(App and web page records)
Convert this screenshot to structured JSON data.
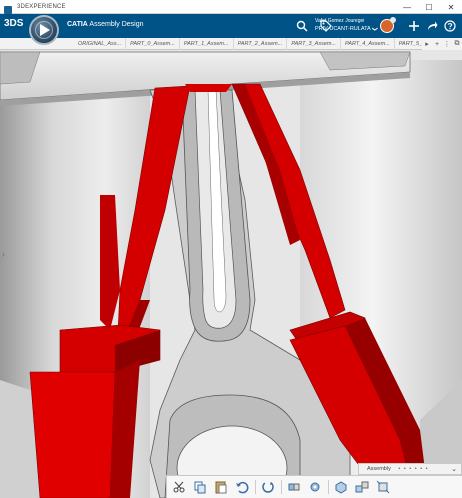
{
  "window": {
    "title": "3DEXPERIENCE",
    "minimize": "—",
    "maximize": "☐",
    "close": "✕"
  },
  "banner": {
    "brand": "3DS",
    "app_bold": "CATIA",
    "app_rest": " Assembly Design",
    "user_name": "Vafet Gomez Jouregei",
    "user_role": "PRIV-UCANT-RULATA",
    "role_caret": "❯"
  },
  "tabs": [
    "ORIGINAL_Ass...",
    "PART_0_Assem...",
    "PART_1_Assem...",
    "PART_2_Assem...",
    "PART_3_Assem...",
    "PART_4_Assem...",
    "PART_5_Assem..."
  ],
  "tabs_tools": {
    "expand": "▸",
    "add": "+",
    "more": "⋮",
    "popout": "⧉"
  },
  "viewport": {
    "left_arrow": "›"
  },
  "section": {
    "label": "Assembly",
    "dots": "• • • • • •",
    "caret": "⌄"
  },
  "colors": {
    "banner": "#005386",
    "part_red": "#d40000",
    "part_dark_red": "#8c0000",
    "grey_body": "#cfcfcf"
  },
  "icons": {
    "search": "search-icon",
    "tag": "tag-icon",
    "add": "plus-icon",
    "share": "share-icon",
    "help": "help-icon"
  }
}
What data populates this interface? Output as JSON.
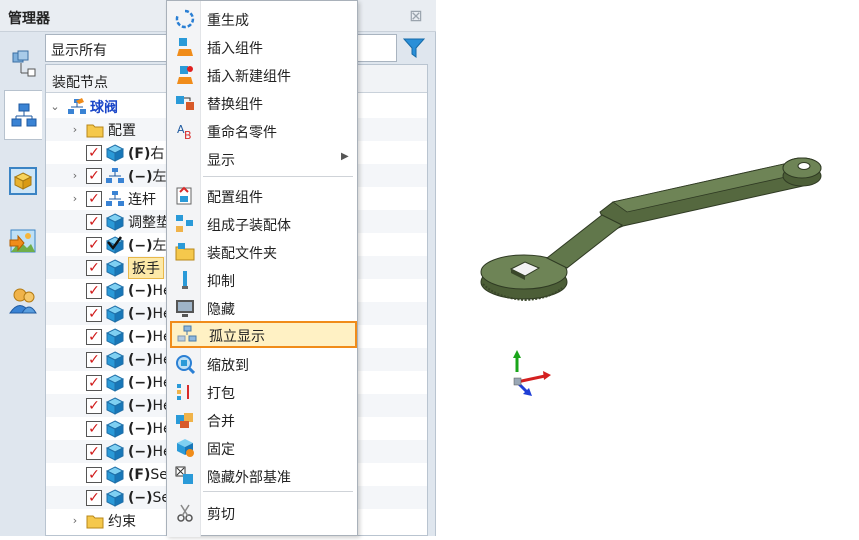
{
  "manager": {
    "title": "管理器",
    "close_icon": "close-icon",
    "filter_value": "显示所有",
    "tree_header": "装配节点",
    "tabs": [
      "assembly-structure-icon",
      "history-tree-icon",
      "part-cube-icon",
      "image-export-icon",
      "user-icon"
    ]
  },
  "tree": {
    "root": "球阀",
    "config": "配置",
    "rows": [
      {
        "prefix": "(F)",
        "text": "右"
      },
      {
        "prefix": "(−)",
        "text": "左"
      },
      {
        "prefix": "",
        "text": "连杆"
      },
      {
        "prefix": "",
        "text": "调整垫"
      },
      {
        "prefix": "(−)",
        "text": "左"
      },
      {
        "prefix": "",
        "text": "扳手"
      },
      {
        "prefix": "(−)",
        "text": "He"
      },
      {
        "prefix": "(−)",
        "text": "He"
      },
      {
        "prefix": "(−)",
        "text": "He"
      },
      {
        "prefix": "(−)",
        "text": "He"
      },
      {
        "prefix": "(−)",
        "text": "He"
      },
      {
        "prefix": "(−)",
        "text": "He"
      },
      {
        "prefix": "(−)",
        "text": "He"
      },
      {
        "prefix": "(−)",
        "text": "He"
      },
      {
        "prefix": "(F)",
        "text": "Se"
      },
      {
        "prefix": "(−)",
        "text": "Se"
      }
    ],
    "constraint": "约束"
  },
  "context_menu": {
    "items": [
      {
        "label": "重生成",
        "icon": "regenerate-icon"
      },
      {
        "label": "插入组件",
        "icon": "insert-component-icon"
      },
      {
        "label": "插入新建组件",
        "icon": "insert-new-component-icon"
      },
      {
        "label": "替换组件",
        "icon": "replace-component-icon"
      },
      {
        "label": "重命名零件",
        "icon": "rename-part-icon"
      },
      {
        "label": "显示",
        "icon": "",
        "submenu": true
      },
      {
        "label": "配置组件",
        "icon": "configure-component-icon"
      },
      {
        "label": "组成子装配体",
        "icon": "make-subassembly-icon"
      },
      {
        "label": "装配文件夹",
        "icon": "assembly-folder-icon"
      },
      {
        "label": "抑制",
        "icon": "suppress-icon"
      },
      {
        "label": "隐藏",
        "icon": "hide-icon"
      },
      {
        "label": "孤立显示",
        "icon": "isolate-icon"
      },
      {
        "label": "缩放到",
        "icon": "zoom-to-icon"
      },
      {
        "label": "打包",
        "icon": "pack-icon"
      },
      {
        "label": "合并",
        "icon": "merge-icon"
      },
      {
        "label": "固定",
        "icon": "fix-icon"
      },
      {
        "label": "隐藏外部基准",
        "icon": "hide-external-datum-icon"
      },
      {
        "label": "剪切",
        "icon": "cut-icon"
      }
    ],
    "highlighted": "孤立显示"
  },
  "colors": {
    "accent_orange": "#f08c1a",
    "part_green": "#5a6e4a",
    "tree_root_blue": "#1a46c8",
    "check_red": "#d01818"
  }
}
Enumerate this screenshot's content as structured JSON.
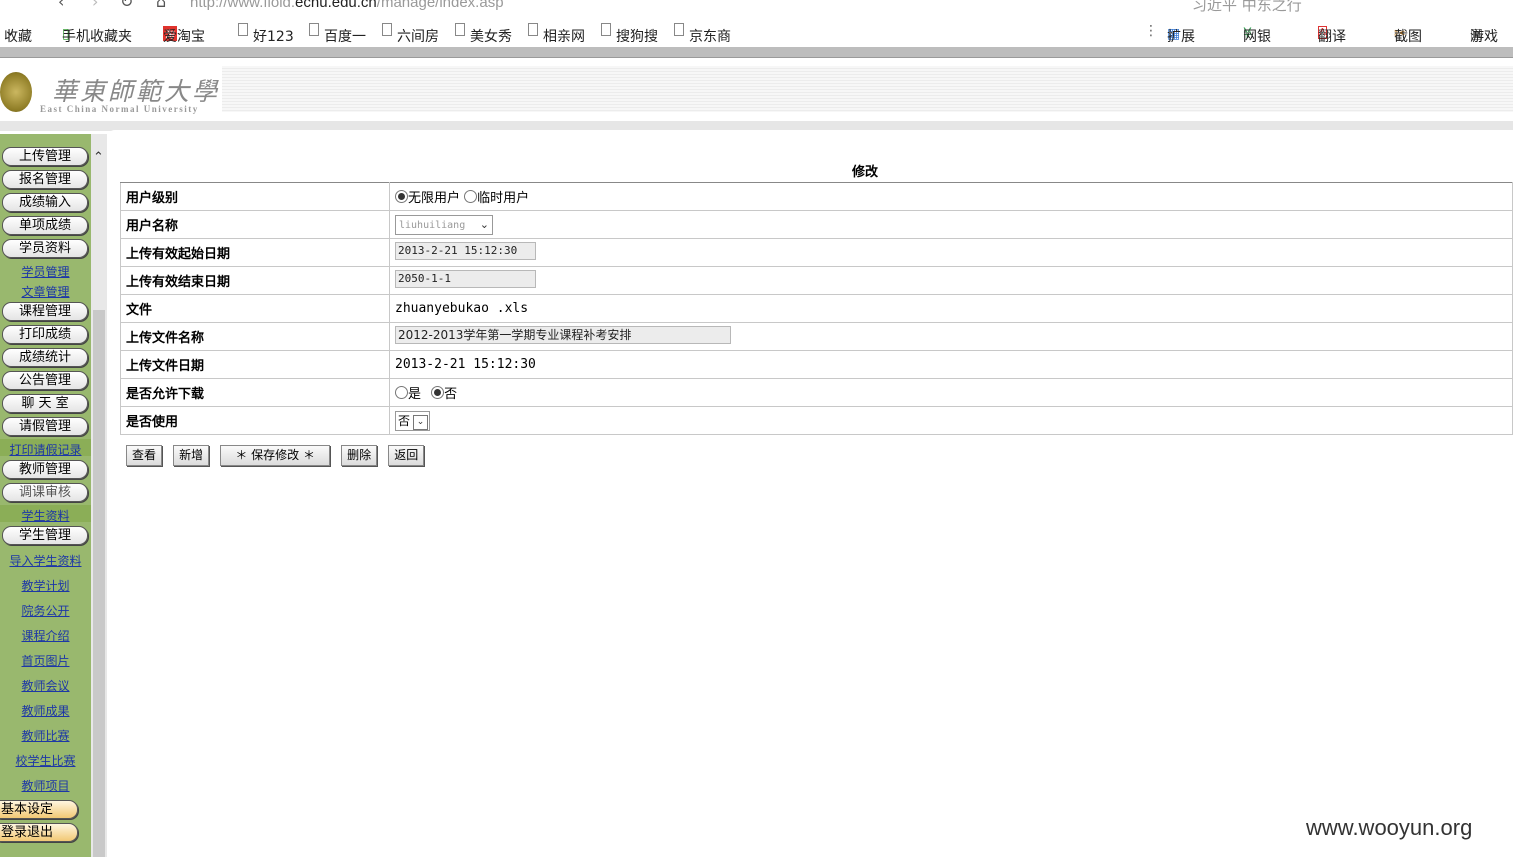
{
  "browser": {
    "url_prefix": "http://www.fiold.",
    "url_domain": "ecnu.edu.cn",
    "url_path": "/manage/index.asp",
    "search_hint": "习近平 中东之行",
    "favorites_label": "收藏",
    "favorites": [
      "手机收藏夹",
      "爱淘宝",
      "好123",
      "百度一",
      "六间房",
      "美女秀",
      "相亲网",
      "搜狗搜",
      "京东商"
    ],
    "tools": [
      "扩展",
      "网银",
      "翻译",
      "截图",
      "游戏"
    ]
  },
  "header": {
    "logo_cn": "華東師範大學",
    "logo_en": "East China Normal University"
  },
  "sidebar": {
    "upload": "上传管理",
    "signup": "报名管理",
    "score_input": "成绩输入",
    "single_score": "单项成绩",
    "student_info": "学员资料",
    "student_manage": "学员管理",
    "article_manage": "文章管理",
    "course_manage": "课程管理",
    "print_score": "打印成绩",
    "score_stats": "成绩统计",
    "notice_manage": "公告管理",
    "chat_room": "聊 天 室",
    "leave_manage": "请假管理",
    "print_leave": "打印请假记录",
    "teacher_manage": "教师管理",
    "class_review": "调课审核",
    "student_data": "学生资料",
    "student_mgmt": "学生管理",
    "import_student": "导入学生资料",
    "teaching_plan": "教学计划",
    "affairs_public": "院务公开",
    "course_intro": "课程介绍",
    "home_images": "首页图片",
    "teacher_meeting": "教师会议",
    "teacher_results": "教师成果",
    "teacher_contest": "教师比赛",
    "student_contest": "校学生比赛",
    "teacher_project": "教师项目",
    "basic_settings": "基本设定",
    "logout": "登录退出"
  },
  "form": {
    "title": "修改",
    "user_level_label": "用户级别",
    "user_level_options": [
      "无限用户",
      "临时用户"
    ],
    "user_level_selected": "无限用户",
    "username_label": "用户名称",
    "username_value": "liuhuiliang",
    "start_date_label": "上传有效起始日期",
    "start_date_value": "2013-2-21 15:12:30",
    "end_date_label": "上传有效结束日期",
    "end_date_value": "2050-1-1",
    "file_label": "文件",
    "file_value": "zhuanyebukao .xls",
    "upload_name_label": "上传文件名称",
    "upload_name_value": "2012-2013学年第一学期专业课程补考安排",
    "upload_date_label": "上传文件日期",
    "upload_date_value": "2013-2-21 15:12:30",
    "allow_download_label": "是否允许下载",
    "allow_download_options": [
      "是",
      "否"
    ],
    "allow_download_selected": "否",
    "in_use_label": "是否使用",
    "in_use_value": "否"
  },
  "buttons": {
    "view": "查看",
    "add": "新增",
    "save": "＊ 保存修改 ＊",
    "delete": "删除",
    "back": "返回"
  },
  "watermark": "www.wooyun.org"
}
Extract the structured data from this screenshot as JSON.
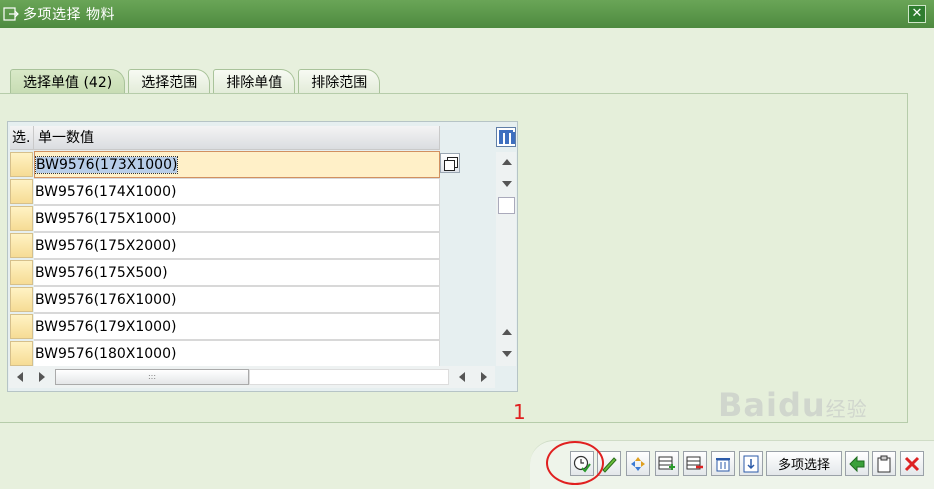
{
  "window": {
    "title": "多项选择 物料"
  },
  "tabs": [
    {
      "label": "选择单值 (42)",
      "active": true
    },
    {
      "label": "选择范围",
      "active": false
    },
    {
      "label": "排除单值",
      "active": false
    },
    {
      "label": "排除范围",
      "active": false
    }
  ],
  "table": {
    "col_select": "选.",
    "col_value": "单一数值",
    "rows": [
      "BW9576(173X1000)",
      "BW9576(174X1000)",
      "BW9576(175X1000)",
      "BW9576(175X2000)",
      "BW9576(175X500)",
      "BW9576(176X1000)",
      "BW9576(179X1000)",
      "BW9576(180X1000)"
    ]
  },
  "annotation": {
    "mark": "1",
    "color": "#e02020"
  },
  "toolbar": {
    "buttons": [
      {
        "name": "execute-button",
        "icon": "clock-check-icon"
      },
      {
        "name": "check-button",
        "icon": "pencil-check-icon"
      },
      {
        "name": "options-button",
        "icon": "diamond-arrows-icon"
      },
      {
        "name": "insert-row-button",
        "icon": "insert-row-icon"
      },
      {
        "name": "delete-row-button",
        "icon": "delete-row-icon"
      },
      {
        "name": "delete-all-button",
        "icon": "trash-icon"
      },
      {
        "name": "import-button",
        "icon": "text-import-icon"
      }
    ],
    "multi_select_label": "多项选择",
    "buttons_after": [
      {
        "name": "paste-button",
        "icon": "green-arrow-icon"
      },
      {
        "name": "clipboard-button",
        "icon": "clipboard-icon"
      },
      {
        "name": "cancel-button",
        "icon": "red-x-icon"
      }
    ]
  },
  "watermark": {
    "brand": "Bai",
    "mid": "du",
    "cn": "经验"
  },
  "colors": {
    "titlebar": "#4e8a3f",
    "background": "#e7f0dd",
    "annotation": "#e02020"
  }
}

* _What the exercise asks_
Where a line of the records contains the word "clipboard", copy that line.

* _Exercise response_
        "name": "clipboard-button",
        "icon": "clipboard-icon"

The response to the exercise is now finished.